→ **Items from an interface collection**:
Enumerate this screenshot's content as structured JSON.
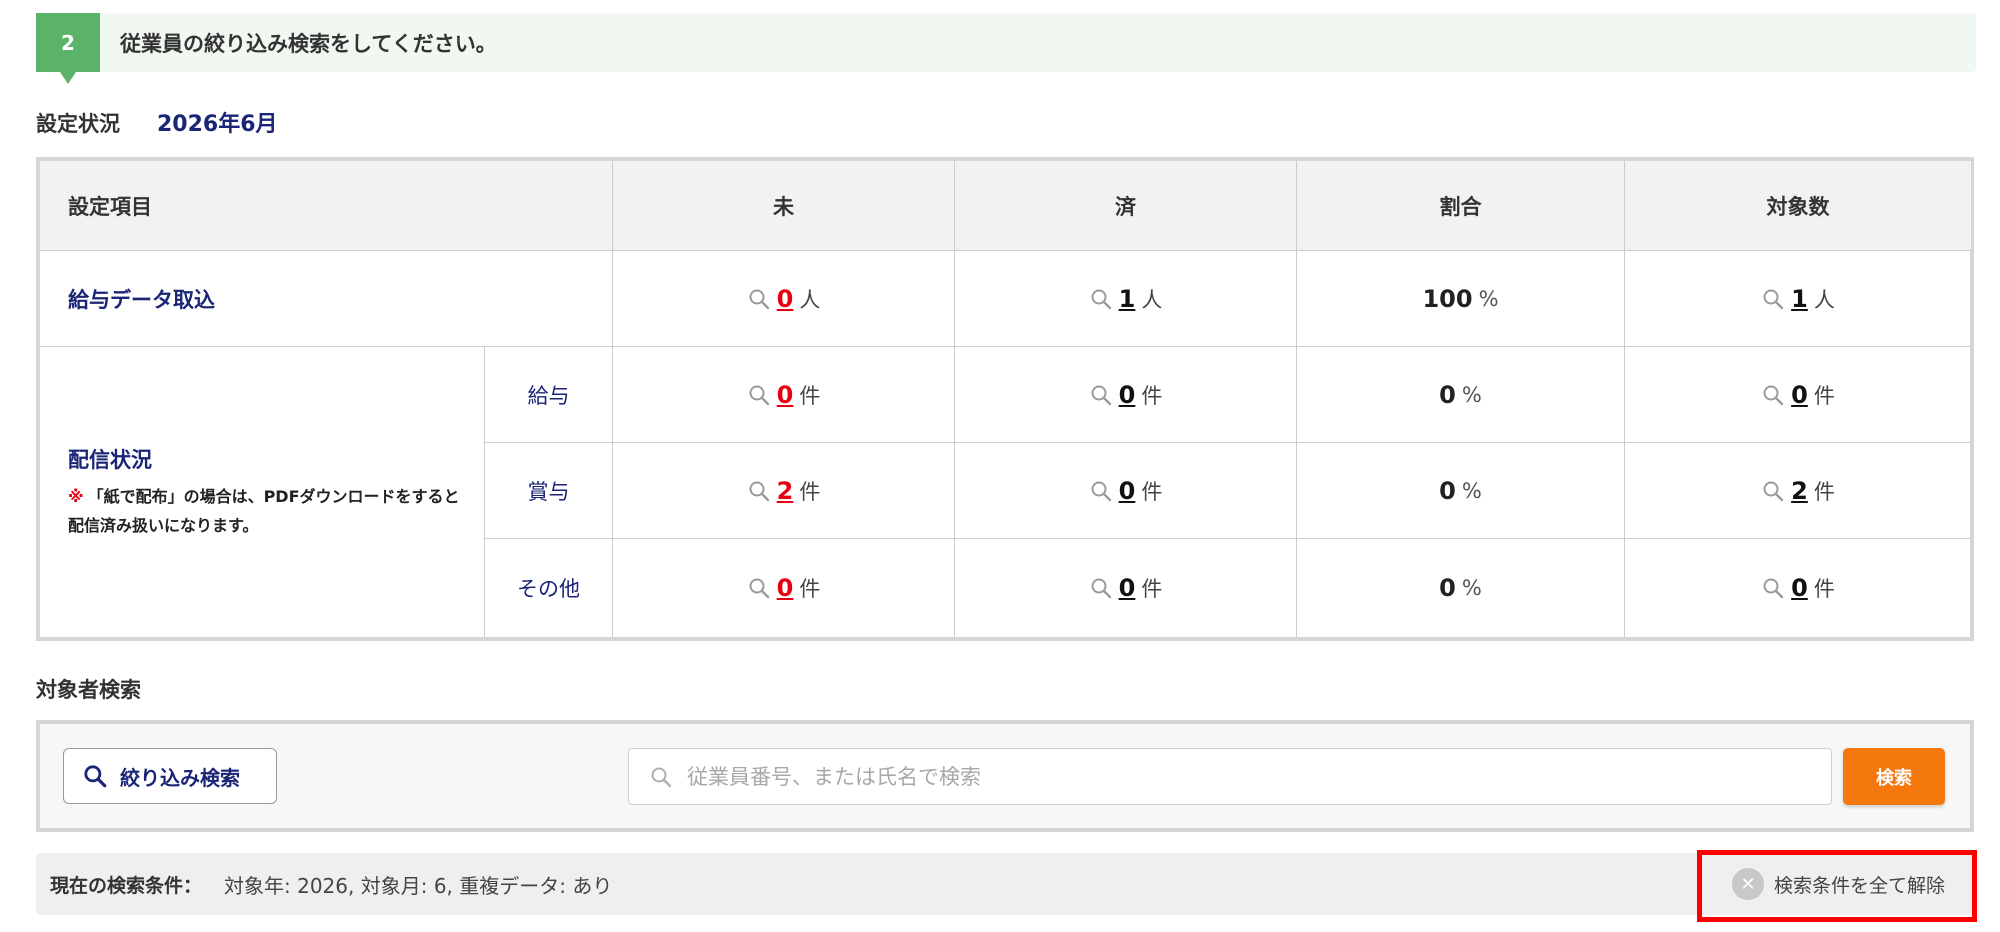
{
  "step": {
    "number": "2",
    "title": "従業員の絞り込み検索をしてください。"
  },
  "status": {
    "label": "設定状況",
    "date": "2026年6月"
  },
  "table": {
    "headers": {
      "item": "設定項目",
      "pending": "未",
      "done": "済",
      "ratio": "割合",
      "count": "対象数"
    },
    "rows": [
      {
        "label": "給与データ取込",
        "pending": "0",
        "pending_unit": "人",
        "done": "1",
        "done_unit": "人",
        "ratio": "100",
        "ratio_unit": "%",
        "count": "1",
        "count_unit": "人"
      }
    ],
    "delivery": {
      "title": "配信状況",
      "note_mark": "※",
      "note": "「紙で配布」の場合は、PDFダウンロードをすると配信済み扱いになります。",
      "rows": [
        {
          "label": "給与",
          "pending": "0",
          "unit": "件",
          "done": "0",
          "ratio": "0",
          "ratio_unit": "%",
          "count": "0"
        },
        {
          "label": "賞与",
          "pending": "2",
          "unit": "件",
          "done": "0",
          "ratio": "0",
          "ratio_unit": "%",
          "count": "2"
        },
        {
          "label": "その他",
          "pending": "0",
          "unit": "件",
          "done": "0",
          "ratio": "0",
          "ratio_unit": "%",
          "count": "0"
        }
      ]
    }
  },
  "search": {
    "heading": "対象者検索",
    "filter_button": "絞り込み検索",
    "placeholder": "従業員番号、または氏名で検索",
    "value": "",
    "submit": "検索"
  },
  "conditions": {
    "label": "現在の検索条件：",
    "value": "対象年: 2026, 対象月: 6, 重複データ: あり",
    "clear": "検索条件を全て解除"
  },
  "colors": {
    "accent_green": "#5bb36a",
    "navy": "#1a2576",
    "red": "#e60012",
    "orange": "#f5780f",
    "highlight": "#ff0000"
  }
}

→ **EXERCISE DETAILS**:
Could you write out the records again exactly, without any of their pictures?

→ **TASK ANSWER**:
Enumerate this screenshot's content as structured JSON.
{
  "step": {
    "number": "2",
    "title": "従業員の絞り込み検索をしてください。"
  },
  "status": {
    "label": "設定状況",
    "date": "2026年6月"
  },
  "table": {
    "headers": {
      "item": "設定項目",
      "pending": "未",
      "done": "済",
      "ratio": "割合",
      "count": "対象数"
    },
    "rows": [
      {
        "label": "給与データ取込",
        "pending": "0",
        "pending_unit": "人",
        "done": "1",
        "done_unit": "人",
        "ratio": "100",
        "ratio_unit": "%",
        "count": "1",
        "count_unit": "人"
      }
    ],
    "delivery": {
      "title": "配信状況",
      "note_mark": "※",
      "note": "「紙で配布」の場合は、PDFダウンロードをすると配信済み扱いになります。",
      "rows": [
        {
          "label": "給与",
          "pending": "0",
          "unit": "件",
          "done": "0",
          "ratio": "0",
          "ratio_unit": "%",
          "count": "0"
        },
        {
          "label": "賞与",
          "pending": "2",
          "unit": "件",
          "done": "0",
          "ratio": "0",
          "ratio_unit": "%",
          "count": "2"
        },
        {
          "label": "その他",
          "pending": "0",
          "unit": "件",
          "done": "0",
          "ratio": "0",
          "ratio_unit": "%",
          "count": "0"
        }
      ]
    }
  },
  "search": {
    "heading": "対象者検索",
    "filter_button": "絞り込み検索",
    "placeholder": "従業員番号、または氏名で検索",
    "value": "",
    "submit": "検索"
  },
  "conditions": {
    "label": "現在の検索条件：",
    "value": "対象年: 2026, 対象月: 6, 重複データ: あり",
    "clear": "検索条件を全て解除"
  },
  "colors": {
    "accent_green": "#5bb36a",
    "navy": "#1a2576",
    "red": "#e60012",
    "orange": "#f5780f",
    "highlight": "#ff0000"
  }
}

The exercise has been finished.